Finance Minister Clyde Caruana’s handling of Air Malta, with an announcement of the sacking of employees, proves reports that the last audited accounts for the airline presented in 2019 were nothing more than a public relations exercise.
In March 2019, during the presentation of the company’s accounts for the year ending 2018, then Tourism Minister Konrad Mizzi had announced that, for the first time in 20 years, the airline, under his stewardship, had made a profit.
Flanked by then Air Malta chairman and former Labour minister Charles Mangion, as well as auditors from PriceWaterhouse Coopers who signed the audited accounts, Mizzi had announced an operating profit of €1.2 million for the end of the 2018 financial year.
He had also reassured Air Malta employees that now that he had “managed” to turn the page, they were going to have a bright future, with ‘big’ plans such as flying to New York and India.
Yet, the Finance Minister’s declarations last week on the axing of Air Malta employees – financed by taxpayers at some €15 million a year – confirmed press reports that the government’s declaration that the airline had made profits in 2018 was untrue.
Promotional material by the government on traditional and social media had dominated the debate, with Konrad Mizzi portrayed as Air Malta’s saviour. Yet observers had immediately indicated that the accounts presented were an exercise in creative accounting.
The big deceit
While the accounts for 2018 state that the airline made a €1.2 million operating profit, the assessment did not disclose that were it not for the one-time-sale of the Gatwick and Heathrow slots to the government, the airline would have made a €17 million loss.
In addition, expenses that should have been inserted in the 2018 accounts were reported the following year so the government could present a ‘positive’ picture for the national airline.
As an example, while the company said it was handling more flights than the previous year, the fuel bill in the 2018 accounts was less than in 2017, while using the same type of aircraft.
In 2017, Konrad Mizzi, aided by his lawyers, former president George Abela and his son Robert, now prime minister, had made a secret agreement with some 350 Air Malta ground handling workers to be hived off from the airline onto a government company.
It has now resulted that this exercise was never executed, and all the workers remained on Air Malta’s books.
Mizzi, again through the Abela lawyers, had also inserted an unheard-of clause on the collective agreement of pilots giving them a “guaranteed government job” with the same pay they had if made redundant by the airline.
In 2020, the government led by Robert Abela sacked some 60 pilots.
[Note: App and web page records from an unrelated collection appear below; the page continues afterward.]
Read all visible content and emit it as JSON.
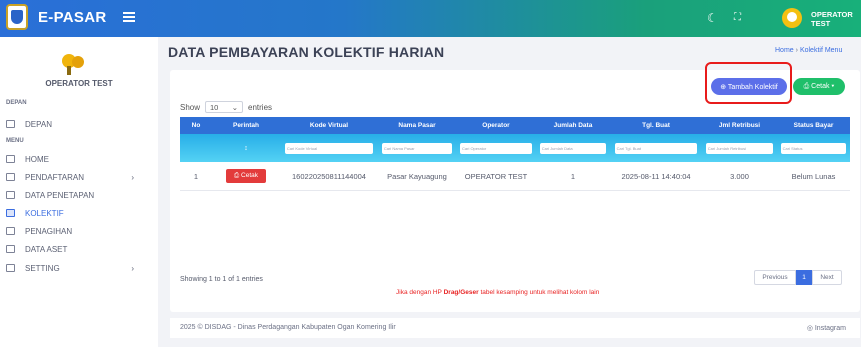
{
  "app": {
    "brand": "E-PASAR",
    "user": "OPERATOR TEST"
  },
  "sidebar": {
    "user": "OPERATOR TEST",
    "section_depan": "DEPAN",
    "section_menu": "MENU",
    "items": [
      {
        "label": "DEPAN",
        "icon": "home-icon"
      },
      {
        "label": "HOME",
        "icon": "home-icon"
      },
      {
        "label": "PENDAFTARAN",
        "icon": "form-icon"
      },
      {
        "label": "DATA PENETAPAN",
        "icon": "folder-icon"
      },
      {
        "label": "KOLEKTIF",
        "icon": "folder-icon"
      },
      {
        "label": "PENAGIHAN",
        "icon": "folder-icon"
      },
      {
        "label": "DATA ASET",
        "icon": "box-icon"
      },
      {
        "label": "SETTING",
        "icon": "gear-icon"
      }
    ]
  },
  "page": {
    "title": "DATA PEMBAYARAN KOLEKTIF HARIAN"
  },
  "breadcrumb": {
    "home": "Home",
    "sep": "›",
    "current": "Kolektif Menu"
  },
  "actions": {
    "tambah": "⊕ Tambah Kolektif",
    "cetak": "⎙ Cetak ▾"
  },
  "table": {
    "show_label": "Show",
    "show_value": "10",
    "entries_label": "entries",
    "headers": [
      "No",
      "Perintah",
      "Kode Virtual",
      "Nama Pasar",
      "Operator",
      "Jumlah Data",
      "Tgl. Buat",
      "Jml Retribusi",
      "Status Bayar"
    ],
    "filter_placeholders": [
      "Cari Kode Virtual",
      "Cari Nama Pasar",
      "Cari Operator",
      "Cari Jumlah Data",
      "Cari Tgl. Buat",
      "Cari Jumlah Retribusi",
      "Cari Status"
    ],
    "rows": [
      {
        "no": "1",
        "action": "⎙ Cetak",
        "kode": "160220250811144004",
        "pasar": "Pasar Kayuagung",
        "operator": "OPERATOR TEST",
        "jumlah": "1",
        "tgl": "2025-08-11 14:40:04",
        "retribusi": "3.000",
        "status": "Belum Lunas"
      }
    ],
    "info": "Showing 1 to 1 of 1 entries",
    "note_prefix": "Jika dengan HP",
    "note_bold": "Drag/Geser",
    "note_suffix": "tabel kesamping untuk melihat kolom lain"
  },
  "pagination": {
    "previous": "Previous",
    "current": "1",
    "next": "Next"
  },
  "footer": {
    "copyright": "2025 © DISDAG - Dinas Perdagangan Kabupaten Ogan Komering Ilir",
    "social": "◎ Instagram"
  }
}
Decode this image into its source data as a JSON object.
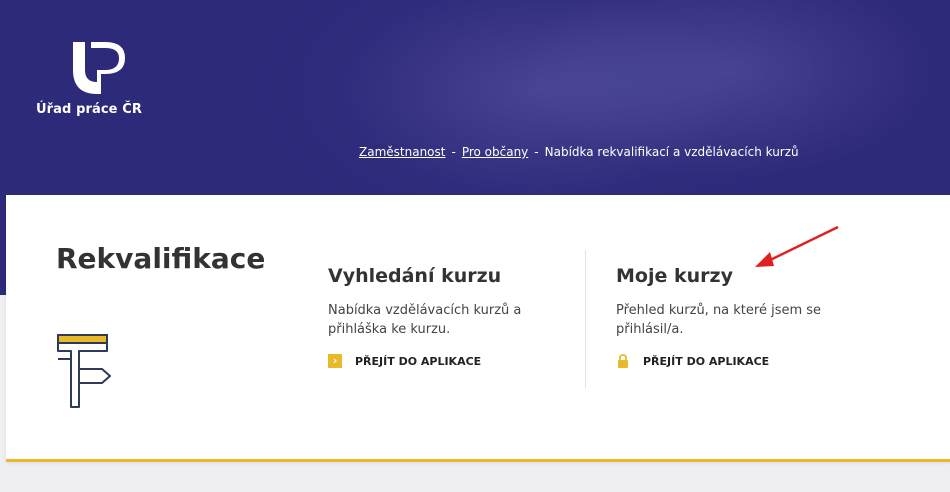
{
  "header": {
    "logo_text": "Úřad práce ČR",
    "breadcrumb": {
      "items": [
        "Zaměstnanost",
        "Pro občany"
      ],
      "current": "Nabídka rekvalifikací a vzdělávacích kurzů",
      "separator": "-"
    }
  },
  "card": {
    "title": "Rekvalifikace",
    "columns": [
      {
        "heading": "Vyhledání kurzu",
        "description": "Nabídka vzdělávacích kurzů a přihláška ke kurzu.",
        "action_label": "PŘEJÍT DO APLIKACE",
        "action_icon": "chevron-right-icon"
      },
      {
        "heading": "Moje kurzy",
        "description": "Přehled kurzů, na které jsem se přihlásil/a.",
        "action_label": "PŘEJÍT DO APLIKACE",
        "action_icon": "lock-icon"
      }
    ]
  },
  "colors": {
    "header_bg": "#2e2a7a",
    "accent": "#e8b929",
    "annotation_arrow": "#e02020"
  }
}
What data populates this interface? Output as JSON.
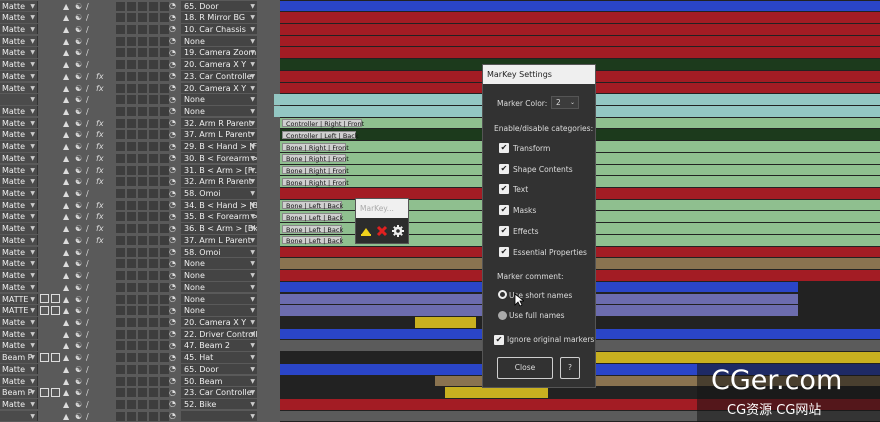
{
  "layers": [
    {
      "mode": "Matte",
      "name": "65. Door",
      "fx": false,
      "sw": "m"
    },
    {
      "mode": "Matte",
      "name": "18. R Mirror BG",
      "fx": false,
      "sw": "m"
    },
    {
      "mode": "Matte",
      "name": "10. Car Chassis",
      "fx": false,
      "sw": "m"
    },
    {
      "mode": "Matte",
      "name": "None",
      "fx": false,
      "sw": "m"
    },
    {
      "mode": "Matte",
      "name": "19. Camera Zoom",
      "fx": false,
      "sw": "m"
    },
    {
      "mode": "Matte",
      "name": "20. Camera X Y",
      "fx": false,
      "sw": "m"
    },
    {
      "mode": "Matte",
      "name": "23. Car Controller",
      "fx": true,
      "sw": "m"
    },
    {
      "mode": "Matte",
      "name": "20. Camera X Y",
      "fx": true,
      "sw": "m"
    },
    {
      "mode": "",
      "name": "None",
      "fx": false,
      "sw": "m"
    },
    {
      "mode": "Matte",
      "name": "None",
      "fx": false,
      "sw": "m"
    },
    {
      "mode": "Matte",
      "name": "32. Arm R Parent",
      "fx": true,
      "sw": "m"
    },
    {
      "mode": "Matte",
      "name": "37. Arm L Parent",
      "fx": true,
      "sw": "m"
    },
    {
      "mode": "Matte",
      "name": "29. B < Hand > [Fr.R",
      "fx": true,
      "sw": "m"
    },
    {
      "mode": "Matte",
      "name": "30. B < Forearm > [",
      "fx": true,
      "sw": "m"
    },
    {
      "mode": "Matte",
      "name": "31. B < Arm > [Fr.R",
      "fx": true,
      "sw": "m"
    },
    {
      "mode": "Matte",
      "name": "32. Arm R Parent",
      "fx": true,
      "sw": "m"
    },
    {
      "mode": "Matte",
      "name": "58. Omoi",
      "fx": false,
      "sw": "m"
    },
    {
      "mode": "Matte",
      "name": "34. B < Hand > [Bk.",
      "fx": true,
      "sw": "m"
    },
    {
      "mode": "Matte",
      "name": "35. B < Forearm > [",
      "fx": true,
      "sw": "m"
    },
    {
      "mode": "Matte",
      "name": "36. B < Arm > [Bk.L",
      "fx": true,
      "sw": "m"
    },
    {
      "mode": "Matte",
      "name": "37. Arm L Parent",
      "fx": true,
      "sw": "m"
    },
    {
      "mode": "Matte",
      "name": "58. Omoi",
      "fx": false,
      "sw": "m"
    },
    {
      "mode": "Matte",
      "name": "None",
      "fx": false,
      "sw": "m"
    },
    {
      "mode": "Matte",
      "name": "None",
      "fx": false,
      "sw": "m"
    },
    {
      "mode": "Matte",
      "name": "None",
      "fx": false,
      "sw": "m"
    },
    {
      "mode": "MATTE",
      "name": "None",
      "fx": false,
      "sw": "b"
    },
    {
      "mode": "MATTE",
      "name": "None",
      "fx": false,
      "sw": "b"
    },
    {
      "mode": "Matte",
      "name": "20. Camera X Y",
      "fx": false,
      "sw": "m"
    },
    {
      "mode": "Matte",
      "name": "22. Driver Controlle",
      "fx": false,
      "sw": "m"
    },
    {
      "mode": "Matte",
      "name": "47. Beam 2",
      "fx": false,
      "sw": "m"
    },
    {
      "mode": "Beam P",
      "name": "45. Hat",
      "fx": false,
      "sw": "b"
    },
    {
      "mode": "Matte",
      "name": "65. Door",
      "fx": false,
      "sw": "m"
    },
    {
      "mode": "Matte",
      "name": "50. Beam",
      "fx": false,
      "sw": "m"
    },
    {
      "mode": "Beam P",
      "name": "23. Car Controller",
      "fx": false,
      "sw": "b"
    },
    {
      "mode": "Matte",
      "name": "52. Bike",
      "fx": false,
      "sw": "m"
    },
    {
      "mode": "",
      "name": "",
      "fx": false,
      "sw": "m"
    }
  ],
  "tracks": [
    {
      "color": "#2a45c8",
      "start": 0,
      "end": 600
    },
    {
      "color": "#a31c24",
      "start": 0,
      "end": 600
    },
    {
      "color": "#a31c24",
      "start": 0,
      "end": 600
    },
    {
      "color": "#a31c24",
      "start": 0,
      "end": 600
    },
    {
      "color": "#a31c24",
      "start": 0,
      "end": 600
    },
    {
      "color": "#1c3a1c",
      "start": 0,
      "end": 600
    },
    {
      "color": "#a31c24",
      "start": 0,
      "end": 600
    },
    {
      "color": "#a31c24",
      "start": 0,
      "end": 600
    },
    {
      "color": "#93c7c3",
      "start": -6,
      "end": 600
    },
    {
      "color": "#93c7c3",
      "start": -6,
      "end": 600
    },
    {
      "color": "#8fbf8f",
      "start": 0,
      "end": 600
    },
    {
      "color": "#1c3a1c",
      "start": 0,
      "end": 600
    },
    {
      "color": "#8fbf8f",
      "start": 0,
      "end": 600
    },
    {
      "color": "#8fbf8f",
      "start": 0,
      "end": 600
    },
    {
      "color": "#8fbf8f",
      "start": 0,
      "end": 600
    },
    {
      "color": "#8fbf8f",
      "start": 0,
      "end": 600
    },
    {
      "color": "#a31c24",
      "start": 0,
      "end": 600
    },
    {
      "color": "#8fbf8f",
      "start": 0,
      "end": 600
    },
    {
      "color": "#8fbf8f",
      "start": 0,
      "end": 600
    },
    {
      "color": "#8fbf8f",
      "start": 0,
      "end": 600
    },
    {
      "color": "#8fbf8f",
      "start": 0,
      "end": 600
    },
    {
      "color": "#a31c24",
      "start": 0,
      "end": 600
    },
    {
      "color": "#8a7350",
      "start": 0,
      "end": 600
    },
    {
      "color": "#a31c24",
      "start": 0,
      "end": 600
    },
    {
      "color": "#2a45c8",
      "start": 0,
      "end": 518
    },
    {
      "color": "#6c6cae",
      "start": 0,
      "end": 518
    },
    {
      "color": "#6c6cae",
      "start": 0,
      "end": 518
    },
    {
      "color": "#c8b020",
      "start": 135,
      "end": 196
    },
    {
      "color": "#2a45c8",
      "start": 0,
      "end": 600
    },
    {
      "color": "#5b5b5b",
      "start": 0,
      "end": 600
    },
    {
      "color": "#c8b020",
      "start": 310,
      "end": 600
    },
    {
      "color": "#2a45c8",
      "start": 0,
      "end": 600
    },
    {
      "color": "#8a7350",
      "start": 155,
      "end": 600
    },
    {
      "color": "#c8b020",
      "start": 165,
      "end": 268
    },
    {
      "color": "#a31c24",
      "start": 0,
      "end": 600
    },
    {
      "color": "#5b5b5b",
      "start": 0,
      "end": 600
    }
  ],
  "markers": [
    {
      "row": 10,
      "text": "Controller | Right | Front",
      "width": 80
    },
    {
      "row": 11,
      "text": "Controller | Left | Back",
      "width": 74
    },
    {
      "row": 12,
      "text": "Bone | Right | Front",
      "width": 64
    },
    {
      "row": 13,
      "text": "Bone | Right | Front",
      "width": 64
    },
    {
      "row": 14,
      "text": "Bone | Right | Front",
      "width": 64
    },
    {
      "row": 15,
      "text": "Bone | Right | Front",
      "width": 64
    },
    {
      "row": 17,
      "text": "Bone | Left | Back",
      "width": 60
    },
    {
      "row": 18,
      "text": "Bone | Left | Back",
      "width": 60
    },
    {
      "row": 19,
      "text": "Bone | Left | Back",
      "width": 60
    },
    {
      "row": 20,
      "text": "Bone | Left | Back",
      "width": 60
    }
  ],
  "dialog": {
    "title": "MarKey Settings",
    "marker_color_label": "Marker Color:",
    "marker_color_value": "2",
    "categories_label": "Enable/disable categories:",
    "categories": [
      "Transform",
      "Shape Contents",
      "Text",
      "Masks",
      "Effects",
      "Essential Properties"
    ],
    "comment_label": "Marker comment:",
    "option_short": "Use short names",
    "option_full": "Use full names",
    "ignore_label": "Ignore original markers",
    "close_label": "Close",
    "help_label": "?"
  },
  "mini_panel": {
    "title": "MarKey..."
  },
  "watermark": {
    "line1": "CGer.com",
    "line2": "CG资源 CG网站"
  }
}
However, after a court challenge, they had to be put back on taxpayer-funded jobs, because of the irregular clause signed-off by Mizzi and the Abelas.
More than €200 million since 2011
In 2011, the government had made an agreement with the EU to pump some €200 million over five years and save the airline from its demise.
Hundreds of workers were given generous early retirement schemes and a five-year restructuring plan was put into place.
By 2013, when Labour was returned to power, then Air Malta chairman Ray Fenech had confirmed that the airline was on track with the plan, and this was also confirmed in the accounts.
However, following the appointment of Minister Edward Zammit Lewis at the airline’s helm and the replacement of Fenech with Coca-Cola general manager Maria Micallef, the airline veered significantly from the plan’s execution, with the government shrinking the airline operations attempting to try to find a strategic partner.
Talks to sell a majority shareholding to Alitalia – now also closed – failed spectacularly, with Zammit Lewis replaced by Konrad Mizzi and chairperson Micallef showed the door.
While hundreds of additional employees were in the meantime put on the airline’s books, particularly before the 2017 elections, Mizzi embarked on a diametrically opposite direction, expanding the airline, and introducing new routes which continued to put the airline’s finances in a desperate situation.
Air Malta’s accounts for 2019, 2020 and 2021 remain outstanding despite the company’s obligation to publish them under the Companies Act. The Finance Minister has refused to disclose the accounts through a Freedom of Information request, citing “commercial sensitivity” despite every administration publishing the national airline’s annual accounts up until that point.